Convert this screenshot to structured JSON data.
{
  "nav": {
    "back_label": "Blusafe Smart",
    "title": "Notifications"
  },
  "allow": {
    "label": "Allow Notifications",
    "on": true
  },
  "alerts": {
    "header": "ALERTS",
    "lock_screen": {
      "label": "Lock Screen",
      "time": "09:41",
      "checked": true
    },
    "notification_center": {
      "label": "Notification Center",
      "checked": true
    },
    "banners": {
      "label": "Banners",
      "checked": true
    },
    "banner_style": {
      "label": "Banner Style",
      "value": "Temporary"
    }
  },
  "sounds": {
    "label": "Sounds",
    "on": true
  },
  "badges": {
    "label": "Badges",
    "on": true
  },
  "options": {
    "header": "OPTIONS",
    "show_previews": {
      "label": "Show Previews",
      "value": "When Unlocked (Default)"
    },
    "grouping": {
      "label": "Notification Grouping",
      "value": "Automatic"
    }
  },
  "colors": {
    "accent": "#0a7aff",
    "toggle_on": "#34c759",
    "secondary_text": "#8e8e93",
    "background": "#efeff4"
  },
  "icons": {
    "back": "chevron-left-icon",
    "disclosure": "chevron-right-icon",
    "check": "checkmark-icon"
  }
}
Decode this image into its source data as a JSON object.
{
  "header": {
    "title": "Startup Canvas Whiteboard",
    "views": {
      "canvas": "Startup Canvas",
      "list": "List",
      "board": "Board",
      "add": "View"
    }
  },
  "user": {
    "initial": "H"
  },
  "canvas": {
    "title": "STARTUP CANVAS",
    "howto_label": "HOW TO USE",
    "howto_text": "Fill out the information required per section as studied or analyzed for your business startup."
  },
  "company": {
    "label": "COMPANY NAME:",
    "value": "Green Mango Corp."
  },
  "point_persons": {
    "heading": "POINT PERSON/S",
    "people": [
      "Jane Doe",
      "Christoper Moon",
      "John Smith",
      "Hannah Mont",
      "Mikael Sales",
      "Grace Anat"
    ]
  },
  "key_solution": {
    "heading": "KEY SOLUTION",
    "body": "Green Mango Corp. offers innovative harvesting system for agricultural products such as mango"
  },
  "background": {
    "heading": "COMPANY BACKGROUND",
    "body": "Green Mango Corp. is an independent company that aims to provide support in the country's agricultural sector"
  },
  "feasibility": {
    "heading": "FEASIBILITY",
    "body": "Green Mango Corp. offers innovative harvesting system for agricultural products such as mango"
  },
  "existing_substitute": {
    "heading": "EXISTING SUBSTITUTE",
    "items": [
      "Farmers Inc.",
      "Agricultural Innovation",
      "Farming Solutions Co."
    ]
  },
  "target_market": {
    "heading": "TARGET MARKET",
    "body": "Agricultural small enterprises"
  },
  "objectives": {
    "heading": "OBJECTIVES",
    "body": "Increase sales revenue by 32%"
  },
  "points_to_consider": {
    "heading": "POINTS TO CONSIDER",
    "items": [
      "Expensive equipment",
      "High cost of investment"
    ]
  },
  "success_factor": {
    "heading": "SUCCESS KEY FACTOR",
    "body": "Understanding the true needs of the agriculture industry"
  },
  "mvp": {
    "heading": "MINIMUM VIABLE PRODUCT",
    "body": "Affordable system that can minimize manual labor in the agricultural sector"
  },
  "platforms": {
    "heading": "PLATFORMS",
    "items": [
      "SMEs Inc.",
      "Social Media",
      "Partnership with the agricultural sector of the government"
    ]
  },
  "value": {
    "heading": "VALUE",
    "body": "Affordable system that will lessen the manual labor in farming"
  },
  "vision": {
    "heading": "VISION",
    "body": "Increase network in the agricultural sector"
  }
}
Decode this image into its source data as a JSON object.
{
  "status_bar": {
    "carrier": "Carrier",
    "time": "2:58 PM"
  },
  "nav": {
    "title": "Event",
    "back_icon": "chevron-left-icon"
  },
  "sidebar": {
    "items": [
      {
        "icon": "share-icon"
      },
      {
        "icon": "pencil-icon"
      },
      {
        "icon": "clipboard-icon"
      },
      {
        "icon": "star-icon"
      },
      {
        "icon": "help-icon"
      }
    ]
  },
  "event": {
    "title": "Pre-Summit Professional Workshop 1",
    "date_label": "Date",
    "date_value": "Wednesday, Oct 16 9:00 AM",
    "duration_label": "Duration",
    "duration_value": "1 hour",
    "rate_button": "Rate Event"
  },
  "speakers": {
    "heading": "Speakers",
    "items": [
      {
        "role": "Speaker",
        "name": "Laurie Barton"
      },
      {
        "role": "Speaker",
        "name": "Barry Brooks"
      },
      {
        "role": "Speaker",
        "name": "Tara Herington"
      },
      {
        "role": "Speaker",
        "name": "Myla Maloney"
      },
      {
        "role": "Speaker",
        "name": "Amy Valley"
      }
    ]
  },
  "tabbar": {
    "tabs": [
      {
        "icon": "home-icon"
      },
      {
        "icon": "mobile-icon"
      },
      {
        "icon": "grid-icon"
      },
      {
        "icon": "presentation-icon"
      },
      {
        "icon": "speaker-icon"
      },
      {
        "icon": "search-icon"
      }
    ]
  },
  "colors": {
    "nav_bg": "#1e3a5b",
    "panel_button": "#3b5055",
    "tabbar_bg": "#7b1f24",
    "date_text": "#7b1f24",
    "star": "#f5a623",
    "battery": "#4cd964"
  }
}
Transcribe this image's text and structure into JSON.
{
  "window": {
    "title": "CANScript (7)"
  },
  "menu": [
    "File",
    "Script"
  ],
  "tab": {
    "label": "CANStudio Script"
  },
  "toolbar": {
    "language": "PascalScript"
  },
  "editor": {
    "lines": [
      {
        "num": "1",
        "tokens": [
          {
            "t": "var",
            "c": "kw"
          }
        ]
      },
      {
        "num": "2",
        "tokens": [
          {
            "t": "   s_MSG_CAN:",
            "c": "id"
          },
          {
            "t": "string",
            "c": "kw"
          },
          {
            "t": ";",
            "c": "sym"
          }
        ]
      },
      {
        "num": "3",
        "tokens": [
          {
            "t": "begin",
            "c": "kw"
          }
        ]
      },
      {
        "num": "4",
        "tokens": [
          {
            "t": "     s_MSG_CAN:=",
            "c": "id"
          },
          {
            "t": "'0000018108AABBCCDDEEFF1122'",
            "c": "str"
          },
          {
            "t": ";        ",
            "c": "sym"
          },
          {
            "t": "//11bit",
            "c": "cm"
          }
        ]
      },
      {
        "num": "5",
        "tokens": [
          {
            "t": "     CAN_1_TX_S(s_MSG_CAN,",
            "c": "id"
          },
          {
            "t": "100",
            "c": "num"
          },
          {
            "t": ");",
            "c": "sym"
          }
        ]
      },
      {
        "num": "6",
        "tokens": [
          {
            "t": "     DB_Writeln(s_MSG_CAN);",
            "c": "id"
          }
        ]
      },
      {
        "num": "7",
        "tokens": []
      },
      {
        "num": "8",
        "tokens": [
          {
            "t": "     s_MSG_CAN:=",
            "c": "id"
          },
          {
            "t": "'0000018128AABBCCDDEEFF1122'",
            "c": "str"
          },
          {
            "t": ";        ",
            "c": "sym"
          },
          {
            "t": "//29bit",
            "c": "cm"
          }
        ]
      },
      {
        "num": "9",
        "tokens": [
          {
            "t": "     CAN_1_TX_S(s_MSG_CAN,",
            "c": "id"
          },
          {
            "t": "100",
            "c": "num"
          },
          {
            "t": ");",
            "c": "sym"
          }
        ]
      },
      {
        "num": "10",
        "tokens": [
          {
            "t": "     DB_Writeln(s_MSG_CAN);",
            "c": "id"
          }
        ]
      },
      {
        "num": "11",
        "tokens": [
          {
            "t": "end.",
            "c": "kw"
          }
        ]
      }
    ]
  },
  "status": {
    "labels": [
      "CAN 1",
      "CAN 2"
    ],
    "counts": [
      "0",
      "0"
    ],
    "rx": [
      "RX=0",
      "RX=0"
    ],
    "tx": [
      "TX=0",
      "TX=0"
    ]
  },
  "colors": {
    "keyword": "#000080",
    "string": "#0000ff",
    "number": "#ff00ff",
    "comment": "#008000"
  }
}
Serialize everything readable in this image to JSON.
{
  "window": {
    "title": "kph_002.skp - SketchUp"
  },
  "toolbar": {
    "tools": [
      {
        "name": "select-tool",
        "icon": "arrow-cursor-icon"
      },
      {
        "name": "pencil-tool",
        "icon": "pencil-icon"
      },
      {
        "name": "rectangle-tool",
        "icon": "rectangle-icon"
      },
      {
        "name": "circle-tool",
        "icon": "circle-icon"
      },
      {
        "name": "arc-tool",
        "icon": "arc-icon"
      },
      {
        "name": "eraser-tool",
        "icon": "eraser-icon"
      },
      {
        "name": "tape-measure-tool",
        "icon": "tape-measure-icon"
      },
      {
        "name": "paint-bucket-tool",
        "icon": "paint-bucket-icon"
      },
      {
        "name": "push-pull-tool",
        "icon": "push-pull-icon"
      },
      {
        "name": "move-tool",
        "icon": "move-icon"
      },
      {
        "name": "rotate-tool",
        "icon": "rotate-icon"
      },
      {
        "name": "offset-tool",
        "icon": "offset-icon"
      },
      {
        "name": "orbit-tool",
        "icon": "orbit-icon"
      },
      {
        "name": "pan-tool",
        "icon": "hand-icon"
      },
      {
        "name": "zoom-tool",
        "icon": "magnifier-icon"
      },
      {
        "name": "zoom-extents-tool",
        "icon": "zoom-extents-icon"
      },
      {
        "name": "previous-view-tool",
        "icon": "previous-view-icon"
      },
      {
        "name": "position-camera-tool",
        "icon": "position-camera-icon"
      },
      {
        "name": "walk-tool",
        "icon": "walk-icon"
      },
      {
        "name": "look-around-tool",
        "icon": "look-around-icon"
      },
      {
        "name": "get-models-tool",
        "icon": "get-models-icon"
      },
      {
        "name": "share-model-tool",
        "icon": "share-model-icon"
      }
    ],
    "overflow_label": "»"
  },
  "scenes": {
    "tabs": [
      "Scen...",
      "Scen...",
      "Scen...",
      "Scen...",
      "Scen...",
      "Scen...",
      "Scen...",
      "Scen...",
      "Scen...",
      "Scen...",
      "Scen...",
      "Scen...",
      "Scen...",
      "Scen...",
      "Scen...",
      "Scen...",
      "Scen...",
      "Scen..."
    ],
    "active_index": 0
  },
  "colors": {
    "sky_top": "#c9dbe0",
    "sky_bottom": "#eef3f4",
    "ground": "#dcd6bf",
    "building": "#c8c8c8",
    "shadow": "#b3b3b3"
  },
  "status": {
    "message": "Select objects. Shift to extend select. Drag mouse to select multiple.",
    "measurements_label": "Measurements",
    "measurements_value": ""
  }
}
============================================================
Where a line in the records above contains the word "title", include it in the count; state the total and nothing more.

7